The jumble, the gamesmanship, is the whole point. Reading it, there's this needy sense that we're supposed to be agog at some quirky mind doing its thing, pulling reference points and subject matter from varying altitudes on the high/low spectrum and pretending to grind an idea through them. He'll start sentences like, "[o]n the surface, this is pretty straightforward," slo-pitching argumentative softballs at himself so he can pretend to clobber them out of the park with some needlessly lavish, and finally pointless, pop theorizing.
The Batman/Bronson/Goetz chapter opens like this: "Let's pretend Batman is real. [I'm aware that this opening is enough to stop a certain kind of person from reading any further. It could be the opening line from an episode of Community that references a previous episode of Community. But that's life. That's how it goes.]"
"That's life"? "That's how it goes"? What does that even mean? What is the substance of the sentiment? It's like it's there to effect nothing more than a shrug from the reader, like "Sure, okay, go on." Klosterman acknowledges that it'd be bad (or perceived as bad, at least by "a certain kind of person") if he started a chapter with, "Let's pretend Batman is real." But it's supposed to be permissible because he's acknowledging and is "aware" of it being bad.
This is duplicitous, and I think totally immature. It seems to suggest there's an inherent ridiculousness in caring about pop culture, and so compensates for appearing ridiculous by working really hard to appear smart. It's as if Chuck Klosterman isn't so much growing or maturing as bending inside himself, disappearing up his own naval. Instead of writing lively think-pieces about pop culture, he's now writing dull, mediated pieces about how he thinks about thinking about pop culture. This is pop intellectualism in infinite regress, cold and closed-off, bad DeLillo.
Bafflingly, insultingly, Klosterman ends his formless essay collection by basically articulating all of this, saying that he has "come to believe that overcoming this self-focused worldview is impossible, and that life can be experience only through an imaginary mirror that allows us to occupy the center of a story no one is telling."

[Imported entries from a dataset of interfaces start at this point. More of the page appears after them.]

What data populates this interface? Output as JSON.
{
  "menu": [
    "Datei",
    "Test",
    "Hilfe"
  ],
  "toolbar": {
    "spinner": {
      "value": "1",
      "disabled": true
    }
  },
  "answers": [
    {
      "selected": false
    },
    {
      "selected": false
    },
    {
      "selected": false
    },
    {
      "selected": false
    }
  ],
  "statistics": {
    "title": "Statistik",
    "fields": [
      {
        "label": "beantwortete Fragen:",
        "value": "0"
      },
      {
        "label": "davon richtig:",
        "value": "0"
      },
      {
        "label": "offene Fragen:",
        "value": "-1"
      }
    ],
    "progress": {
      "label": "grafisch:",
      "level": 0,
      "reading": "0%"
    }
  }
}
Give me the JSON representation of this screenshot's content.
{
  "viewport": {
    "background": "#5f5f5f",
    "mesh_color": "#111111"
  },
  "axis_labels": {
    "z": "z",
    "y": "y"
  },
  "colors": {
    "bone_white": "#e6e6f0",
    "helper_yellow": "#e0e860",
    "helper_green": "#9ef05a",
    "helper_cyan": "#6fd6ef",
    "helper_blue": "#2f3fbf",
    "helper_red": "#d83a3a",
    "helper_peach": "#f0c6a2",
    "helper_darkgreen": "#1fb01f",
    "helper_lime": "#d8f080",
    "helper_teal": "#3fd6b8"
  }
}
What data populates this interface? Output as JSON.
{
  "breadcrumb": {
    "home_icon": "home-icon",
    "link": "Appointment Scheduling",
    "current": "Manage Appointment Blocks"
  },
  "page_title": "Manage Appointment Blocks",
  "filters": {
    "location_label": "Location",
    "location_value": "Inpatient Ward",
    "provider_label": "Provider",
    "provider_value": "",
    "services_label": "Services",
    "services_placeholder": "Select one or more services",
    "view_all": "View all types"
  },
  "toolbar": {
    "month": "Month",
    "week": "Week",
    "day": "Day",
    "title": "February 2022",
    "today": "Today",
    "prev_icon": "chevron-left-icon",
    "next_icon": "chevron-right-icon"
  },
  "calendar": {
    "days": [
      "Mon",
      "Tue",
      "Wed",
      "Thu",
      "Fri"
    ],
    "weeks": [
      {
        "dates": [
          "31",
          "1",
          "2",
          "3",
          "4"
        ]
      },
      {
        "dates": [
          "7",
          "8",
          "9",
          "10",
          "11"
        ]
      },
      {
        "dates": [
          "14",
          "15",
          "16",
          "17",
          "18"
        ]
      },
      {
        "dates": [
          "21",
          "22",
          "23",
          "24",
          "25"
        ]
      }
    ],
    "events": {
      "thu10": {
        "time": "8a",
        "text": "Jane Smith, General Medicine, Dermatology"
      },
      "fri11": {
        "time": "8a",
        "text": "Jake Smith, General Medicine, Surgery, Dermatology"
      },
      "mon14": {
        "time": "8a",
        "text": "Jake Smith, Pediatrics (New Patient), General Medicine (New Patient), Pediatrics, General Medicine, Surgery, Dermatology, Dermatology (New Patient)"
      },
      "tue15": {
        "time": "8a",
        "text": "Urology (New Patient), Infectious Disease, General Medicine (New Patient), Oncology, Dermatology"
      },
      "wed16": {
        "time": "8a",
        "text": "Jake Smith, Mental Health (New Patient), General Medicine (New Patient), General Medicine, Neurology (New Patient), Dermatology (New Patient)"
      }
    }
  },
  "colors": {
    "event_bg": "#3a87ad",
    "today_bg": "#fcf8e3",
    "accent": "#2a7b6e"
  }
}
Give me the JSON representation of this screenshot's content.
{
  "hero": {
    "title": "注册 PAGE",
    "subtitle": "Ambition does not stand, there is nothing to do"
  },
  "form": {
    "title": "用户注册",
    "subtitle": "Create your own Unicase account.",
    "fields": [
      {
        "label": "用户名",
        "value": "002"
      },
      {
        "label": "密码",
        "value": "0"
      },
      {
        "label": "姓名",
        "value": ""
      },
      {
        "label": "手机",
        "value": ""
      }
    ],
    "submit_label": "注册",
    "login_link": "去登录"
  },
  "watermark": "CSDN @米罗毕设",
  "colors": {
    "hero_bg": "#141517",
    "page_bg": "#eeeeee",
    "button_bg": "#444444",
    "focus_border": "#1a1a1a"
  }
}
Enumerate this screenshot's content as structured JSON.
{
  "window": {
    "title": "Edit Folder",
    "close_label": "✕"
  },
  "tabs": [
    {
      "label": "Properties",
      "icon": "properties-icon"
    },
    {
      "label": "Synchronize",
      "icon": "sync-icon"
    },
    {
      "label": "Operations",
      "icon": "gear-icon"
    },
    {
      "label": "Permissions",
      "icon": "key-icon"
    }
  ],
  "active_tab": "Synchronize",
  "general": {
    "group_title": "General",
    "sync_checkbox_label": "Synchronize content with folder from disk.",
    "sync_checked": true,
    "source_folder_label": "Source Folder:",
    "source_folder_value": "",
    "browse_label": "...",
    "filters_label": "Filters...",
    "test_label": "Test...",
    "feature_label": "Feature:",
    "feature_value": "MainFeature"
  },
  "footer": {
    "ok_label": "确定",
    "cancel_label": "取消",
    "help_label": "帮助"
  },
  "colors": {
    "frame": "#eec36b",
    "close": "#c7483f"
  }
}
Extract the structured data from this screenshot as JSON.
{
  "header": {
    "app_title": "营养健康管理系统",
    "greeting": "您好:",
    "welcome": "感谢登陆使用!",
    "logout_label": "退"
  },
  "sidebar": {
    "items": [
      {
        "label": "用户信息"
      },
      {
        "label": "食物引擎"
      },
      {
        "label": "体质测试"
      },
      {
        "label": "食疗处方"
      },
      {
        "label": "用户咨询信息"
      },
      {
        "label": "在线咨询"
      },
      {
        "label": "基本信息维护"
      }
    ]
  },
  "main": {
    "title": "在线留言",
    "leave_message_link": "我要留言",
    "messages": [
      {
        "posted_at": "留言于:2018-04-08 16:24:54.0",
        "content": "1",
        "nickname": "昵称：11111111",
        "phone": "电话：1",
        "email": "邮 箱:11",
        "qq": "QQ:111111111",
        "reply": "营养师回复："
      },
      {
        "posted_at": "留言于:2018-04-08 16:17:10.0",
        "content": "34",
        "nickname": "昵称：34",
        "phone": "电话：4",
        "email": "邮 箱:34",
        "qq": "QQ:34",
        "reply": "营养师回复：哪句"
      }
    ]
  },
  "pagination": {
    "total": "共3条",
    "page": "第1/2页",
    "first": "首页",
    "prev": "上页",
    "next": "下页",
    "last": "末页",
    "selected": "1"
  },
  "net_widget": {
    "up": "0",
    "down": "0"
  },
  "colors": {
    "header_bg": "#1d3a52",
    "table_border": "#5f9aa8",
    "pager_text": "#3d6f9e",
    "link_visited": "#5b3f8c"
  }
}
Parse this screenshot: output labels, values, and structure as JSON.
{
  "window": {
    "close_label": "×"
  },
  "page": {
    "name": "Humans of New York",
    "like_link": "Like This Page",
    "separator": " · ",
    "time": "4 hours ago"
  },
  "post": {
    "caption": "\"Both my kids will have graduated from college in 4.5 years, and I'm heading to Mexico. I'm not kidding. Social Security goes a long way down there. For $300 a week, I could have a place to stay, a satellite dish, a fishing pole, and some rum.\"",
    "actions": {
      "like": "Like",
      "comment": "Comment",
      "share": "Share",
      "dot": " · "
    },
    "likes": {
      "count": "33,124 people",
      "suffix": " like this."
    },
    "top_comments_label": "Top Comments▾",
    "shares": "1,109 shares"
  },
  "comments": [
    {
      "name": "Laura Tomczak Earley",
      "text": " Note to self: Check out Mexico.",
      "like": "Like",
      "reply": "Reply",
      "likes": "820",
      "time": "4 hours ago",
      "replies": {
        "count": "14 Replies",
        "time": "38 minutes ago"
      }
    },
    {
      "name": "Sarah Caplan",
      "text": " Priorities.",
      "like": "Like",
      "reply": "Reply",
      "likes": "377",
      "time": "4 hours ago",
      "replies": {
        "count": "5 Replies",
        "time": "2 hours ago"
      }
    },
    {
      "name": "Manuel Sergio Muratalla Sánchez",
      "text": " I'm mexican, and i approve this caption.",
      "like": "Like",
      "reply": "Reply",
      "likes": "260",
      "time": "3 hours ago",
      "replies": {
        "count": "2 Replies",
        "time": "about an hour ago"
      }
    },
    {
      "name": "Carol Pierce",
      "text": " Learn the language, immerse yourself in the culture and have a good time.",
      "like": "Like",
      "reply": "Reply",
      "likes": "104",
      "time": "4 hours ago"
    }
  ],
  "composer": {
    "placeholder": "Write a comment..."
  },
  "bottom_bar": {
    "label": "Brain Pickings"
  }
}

In aid of this mawkishly soul-crushing wrap-up – the only ending he could possibly reach – Klosterman invokes David Foster Wallace's now legendary (to a certain kind of person, anyway) Kenyon College commencement address. There, Wallace made a firm, heartfelt and, most of all, meaningful point that the greatest gift of life was consciousness. Not necessarily self-consciousness, but just plain ol' meat-and-potatoes consciousness: "The really important kind of freedom [that] involves attention and awareness and discipline, and being able truly to care about other people and to sacrifice for them over and over in myriad petty, unsexy ways every day."
Klosterman doesn't think that this – that doing the constant, steady, thankless work of suppressing self-absorption to extend yourself, as a free-thinking human person, into the world – is "feasible." He thinks that "people can pretend to do it, but they can't pretend to themselves."
Klosterman arrives at the most noxious and infantile of conclusions: that the main character of his own life is neither hero nor villain, that the human mind is literally incapable "of getting outside" its own box, even when you don't bother to try. But this was exactly Wallace's point. It may well be impossible. The point is to try.
John Semley's writing has appeared in NOW Magazine, The AV Club, Salon, Esquire, Maisonneuve and elsewhere.